Instructions to follow: The answer must be every line from the entries below that includes "much".

Supplied material:
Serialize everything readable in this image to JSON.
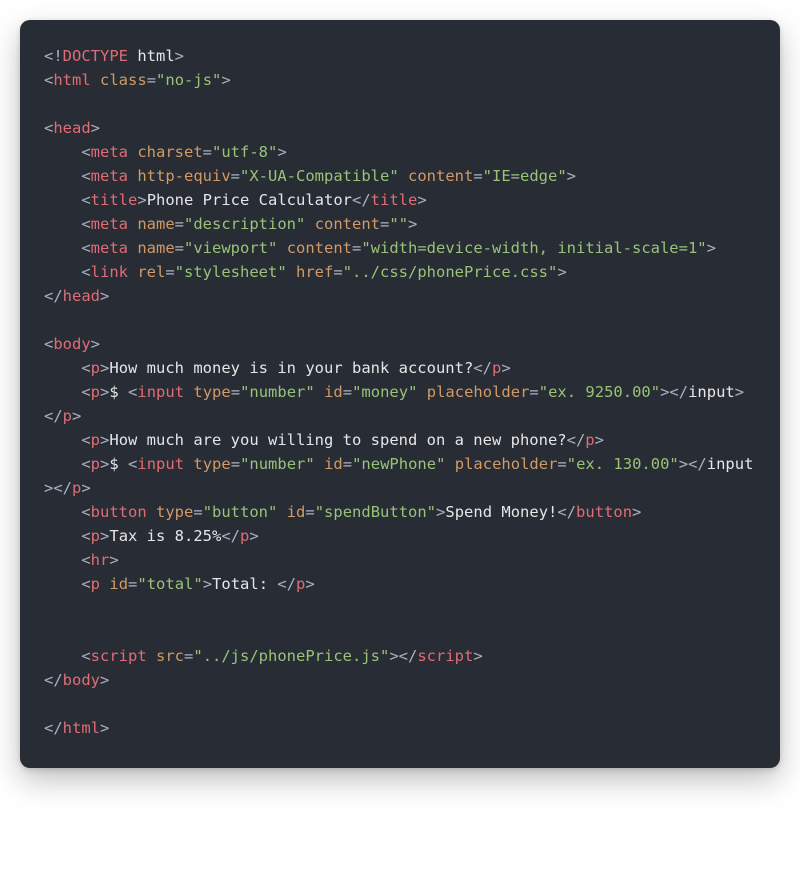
{
  "lines": [
    [
      {
        "t": "<!",
        "c": "grey"
      },
      {
        "t": "DOCTYPE",
        "c": "red"
      },
      {
        "t": " ",
        "c": "grey"
      },
      {
        "t": "html",
        "c": "white"
      },
      {
        "t": ">",
        "c": "grey"
      }
    ],
    [
      {
        "t": "<",
        "c": "grey"
      },
      {
        "t": "html",
        "c": "red"
      },
      {
        "t": " ",
        "c": "grey"
      },
      {
        "t": "class",
        "c": "orange"
      },
      {
        "t": "=",
        "c": "grey"
      },
      {
        "t": "\"no-js\"",
        "c": "green"
      },
      {
        "t": ">",
        "c": "grey"
      }
    ],
    [],
    [
      {
        "t": "<",
        "c": "grey"
      },
      {
        "t": "head",
        "c": "red"
      },
      {
        "t": ">",
        "c": "grey"
      }
    ],
    [
      {
        "t": "    <",
        "c": "grey"
      },
      {
        "t": "meta",
        "c": "red"
      },
      {
        "t": " ",
        "c": "grey"
      },
      {
        "t": "charset",
        "c": "orange"
      },
      {
        "t": "=",
        "c": "grey"
      },
      {
        "t": "\"utf-8\"",
        "c": "green"
      },
      {
        "t": ">",
        "c": "grey"
      }
    ],
    [
      {
        "t": "    <",
        "c": "grey"
      },
      {
        "t": "meta",
        "c": "red"
      },
      {
        "t": " ",
        "c": "grey"
      },
      {
        "t": "http-equiv",
        "c": "orange"
      },
      {
        "t": "=",
        "c": "grey"
      },
      {
        "t": "\"X-UA-Compatible\"",
        "c": "green"
      },
      {
        "t": " ",
        "c": "grey"
      },
      {
        "t": "content",
        "c": "orange"
      },
      {
        "t": "=",
        "c": "grey"
      },
      {
        "t": "\"IE=edge\"",
        "c": "green"
      },
      {
        "t": ">",
        "c": "grey"
      }
    ],
    [
      {
        "t": "    <",
        "c": "grey"
      },
      {
        "t": "title",
        "c": "red"
      },
      {
        "t": ">",
        "c": "grey"
      },
      {
        "t": "Phone Price Calculator",
        "c": "white"
      },
      {
        "t": "</",
        "c": "grey"
      },
      {
        "t": "title",
        "c": "red"
      },
      {
        "t": ">",
        "c": "grey"
      }
    ],
    [
      {
        "t": "    <",
        "c": "grey"
      },
      {
        "t": "meta",
        "c": "red"
      },
      {
        "t": " ",
        "c": "grey"
      },
      {
        "t": "name",
        "c": "orange"
      },
      {
        "t": "=",
        "c": "grey"
      },
      {
        "t": "\"description\"",
        "c": "green"
      },
      {
        "t": " ",
        "c": "grey"
      },
      {
        "t": "content",
        "c": "orange"
      },
      {
        "t": "=",
        "c": "grey"
      },
      {
        "t": "\"\"",
        "c": "green"
      },
      {
        "t": ">",
        "c": "grey"
      }
    ],
    [
      {
        "t": "    <",
        "c": "grey"
      },
      {
        "t": "meta",
        "c": "red"
      },
      {
        "t": " ",
        "c": "grey"
      },
      {
        "t": "name",
        "c": "orange"
      },
      {
        "t": "=",
        "c": "grey"
      },
      {
        "t": "\"viewport\"",
        "c": "green"
      },
      {
        "t": " ",
        "c": "grey"
      },
      {
        "t": "content",
        "c": "orange"
      },
      {
        "t": "=",
        "c": "grey"
      },
      {
        "t": "\"width=device-width, initial-scale=1\"",
        "c": "green"
      },
      {
        "t": ">",
        "c": "grey"
      }
    ],
    [
      {
        "t": "    <",
        "c": "grey"
      },
      {
        "t": "link",
        "c": "red"
      },
      {
        "t": " ",
        "c": "grey"
      },
      {
        "t": "rel",
        "c": "orange"
      },
      {
        "t": "=",
        "c": "grey"
      },
      {
        "t": "\"stylesheet\"",
        "c": "green"
      },
      {
        "t": " ",
        "c": "grey"
      },
      {
        "t": "href",
        "c": "orange"
      },
      {
        "t": "=",
        "c": "grey"
      },
      {
        "t": "\"../css/phonePrice.css\"",
        "c": "green"
      },
      {
        "t": ">",
        "c": "grey"
      }
    ],
    [
      {
        "t": "</",
        "c": "grey"
      },
      {
        "t": "head",
        "c": "red"
      },
      {
        "t": ">",
        "c": "grey"
      }
    ],
    [],
    [
      {
        "t": "<",
        "c": "grey"
      },
      {
        "t": "body",
        "c": "red"
      },
      {
        "t": ">",
        "c": "grey"
      }
    ],
    [
      {
        "t": "    <",
        "c": "grey"
      },
      {
        "t": "p",
        "c": "red"
      },
      {
        "t": ">",
        "c": "grey"
      },
      {
        "t": "How much money is in your bank account?",
        "c": "white"
      },
      {
        "t": "</",
        "c": "grey"
      },
      {
        "t": "p",
        "c": "red"
      },
      {
        "t": ">",
        "c": "grey"
      }
    ],
    [
      {
        "t": "    <",
        "c": "grey"
      },
      {
        "t": "p",
        "c": "red"
      },
      {
        "t": ">",
        "c": "grey"
      },
      {
        "t": "$ ",
        "c": "white"
      },
      {
        "t": "<",
        "c": "grey"
      },
      {
        "t": "input",
        "c": "red"
      },
      {
        "t": " ",
        "c": "grey"
      },
      {
        "t": "type",
        "c": "orange"
      },
      {
        "t": "=",
        "c": "grey"
      },
      {
        "t": "\"number\"",
        "c": "green"
      },
      {
        "t": " ",
        "c": "grey"
      },
      {
        "t": "id",
        "c": "orange"
      },
      {
        "t": "=",
        "c": "grey"
      },
      {
        "t": "\"money\"",
        "c": "green"
      },
      {
        "t": " ",
        "c": "grey"
      },
      {
        "t": "placeholder",
        "c": "orange"
      },
      {
        "t": "=",
        "c": "grey"
      },
      {
        "t": "\"ex. 9250.00\"",
        "c": "green"
      },
      {
        "t": ">",
        "c": "grey"
      },
      {
        "t": "</",
        "c": "grey"
      },
      {
        "t": "input",
        "c": "white"
      },
      {
        "t": ">",
        "c": "grey"
      },
      {
        "t": "</",
        "c": "grey"
      },
      {
        "t": "p",
        "c": "red"
      },
      {
        "t": ">",
        "c": "grey"
      }
    ],
    [
      {
        "t": "    <",
        "c": "grey"
      },
      {
        "t": "p",
        "c": "red"
      },
      {
        "t": ">",
        "c": "grey"
      },
      {
        "t": "How much are you willing to spend on a new phone?",
        "c": "white"
      },
      {
        "t": "</",
        "c": "grey"
      },
      {
        "t": "p",
        "c": "red"
      },
      {
        "t": ">",
        "c": "grey"
      }
    ],
    [
      {
        "t": "    <",
        "c": "grey"
      },
      {
        "t": "p",
        "c": "red"
      },
      {
        "t": ">",
        "c": "grey"
      },
      {
        "t": "$ ",
        "c": "white"
      },
      {
        "t": "<",
        "c": "grey"
      },
      {
        "t": "input",
        "c": "red"
      },
      {
        "t": " ",
        "c": "grey"
      },
      {
        "t": "type",
        "c": "orange"
      },
      {
        "t": "=",
        "c": "grey"
      },
      {
        "t": "\"number\"",
        "c": "green"
      },
      {
        "t": " ",
        "c": "grey"
      },
      {
        "t": "id",
        "c": "orange"
      },
      {
        "t": "=",
        "c": "grey"
      },
      {
        "t": "\"newPhone\"",
        "c": "green"
      },
      {
        "t": " ",
        "c": "grey"
      },
      {
        "t": "placeholder",
        "c": "orange"
      },
      {
        "t": "=",
        "c": "grey"
      },
      {
        "t": "\"ex. 130.00\"",
        "c": "green"
      },
      {
        "t": ">",
        "c": "grey"
      },
      {
        "t": "</",
        "c": "grey"
      },
      {
        "t": "input",
        "c": "white"
      },
      {
        "t": ">",
        "c": "grey"
      },
      {
        "t": "</",
        "c": "grey"
      },
      {
        "t": "p",
        "c": "red"
      },
      {
        "t": ">",
        "c": "grey"
      }
    ],
    [
      {
        "t": "    <",
        "c": "grey"
      },
      {
        "t": "button",
        "c": "red"
      },
      {
        "t": " ",
        "c": "grey"
      },
      {
        "t": "type",
        "c": "orange"
      },
      {
        "t": "=",
        "c": "grey"
      },
      {
        "t": "\"button\"",
        "c": "green"
      },
      {
        "t": " ",
        "c": "grey"
      },
      {
        "t": "id",
        "c": "orange"
      },
      {
        "t": "=",
        "c": "grey"
      },
      {
        "t": "\"spendButton\"",
        "c": "green"
      },
      {
        "t": ">",
        "c": "grey"
      },
      {
        "t": "Spend Money!",
        "c": "white"
      },
      {
        "t": "</",
        "c": "grey"
      },
      {
        "t": "button",
        "c": "red"
      },
      {
        "t": ">",
        "c": "grey"
      }
    ],
    [
      {
        "t": "    <",
        "c": "grey"
      },
      {
        "t": "p",
        "c": "red"
      },
      {
        "t": ">",
        "c": "grey"
      },
      {
        "t": "Tax is 8.25%",
        "c": "white"
      },
      {
        "t": "</",
        "c": "grey"
      },
      {
        "t": "p",
        "c": "red"
      },
      {
        "t": ">",
        "c": "grey"
      }
    ],
    [
      {
        "t": "    <",
        "c": "grey"
      },
      {
        "t": "hr",
        "c": "red"
      },
      {
        "t": ">",
        "c": "grey"
      }
    ],
    [
      {
        "t": "    <",
        "c": "grey"
      },
      {
        "t": "p",
        "c": "red"
      },
      {
        "t": " ",
        "c": "grey"
      },
      {
        "t": "id",
        "c": "orange"
      },
      {
        "t": "=",
        "c": "grey"
      },
      {
        "t": "\"total\"",
        "c": "green"
      },
      {
        "t": ">",
        "c": "grey"
      },
      {
        "t": "Total: ",
        "c": "white"
      },
      {
        "t": "</",
        "c": "grey"
      },
      {
        "t": "p",
        "c": "red"
      },
      {
        "t": ">",
        "c": "grey"
      }
    ],
    [],
    [],
    [
      {
        "t": "    <",
        "c": "grey"
      },
      {
        "t": "script",
        "c": "red"
      },
      {
        "t": " ",
        "c": "grey"
      },
      {
        "t": "src",
        "c": "orange"
      },
      {
        "t": "=",
        "c": "grey"
      },
      {
        "t": "\"../js/phonePrice.js\"",
        "c": "green"
      },
      {
        "t": ">",
        "c": "grey"
      },
      {
        "t": "</",
        "c": "grey"
      },
      {
        "t": "script",
        "c": "red"
      },
      {
        "t": ">",
        "c": "grey"
      }
    ],
    [
      {
        "t": "</",
        "c": "grey"
      },
      {
        "t": "body",
        "c": "red"
      },
      {
        "t": ">",
        "c": "grey"
      }
    ],
    [],
    [
      {
        "t": "</",
        "c": "grey"
      },
      {
        "t": "html",
        "c": "red"
      },
      {
        "t": ">",
        "c": "grey"
      }
    ]
  ]
}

Written answer:
        "t": "How much money is in your bank account?",
        "t": "How much are you willing to spend on a new phone?",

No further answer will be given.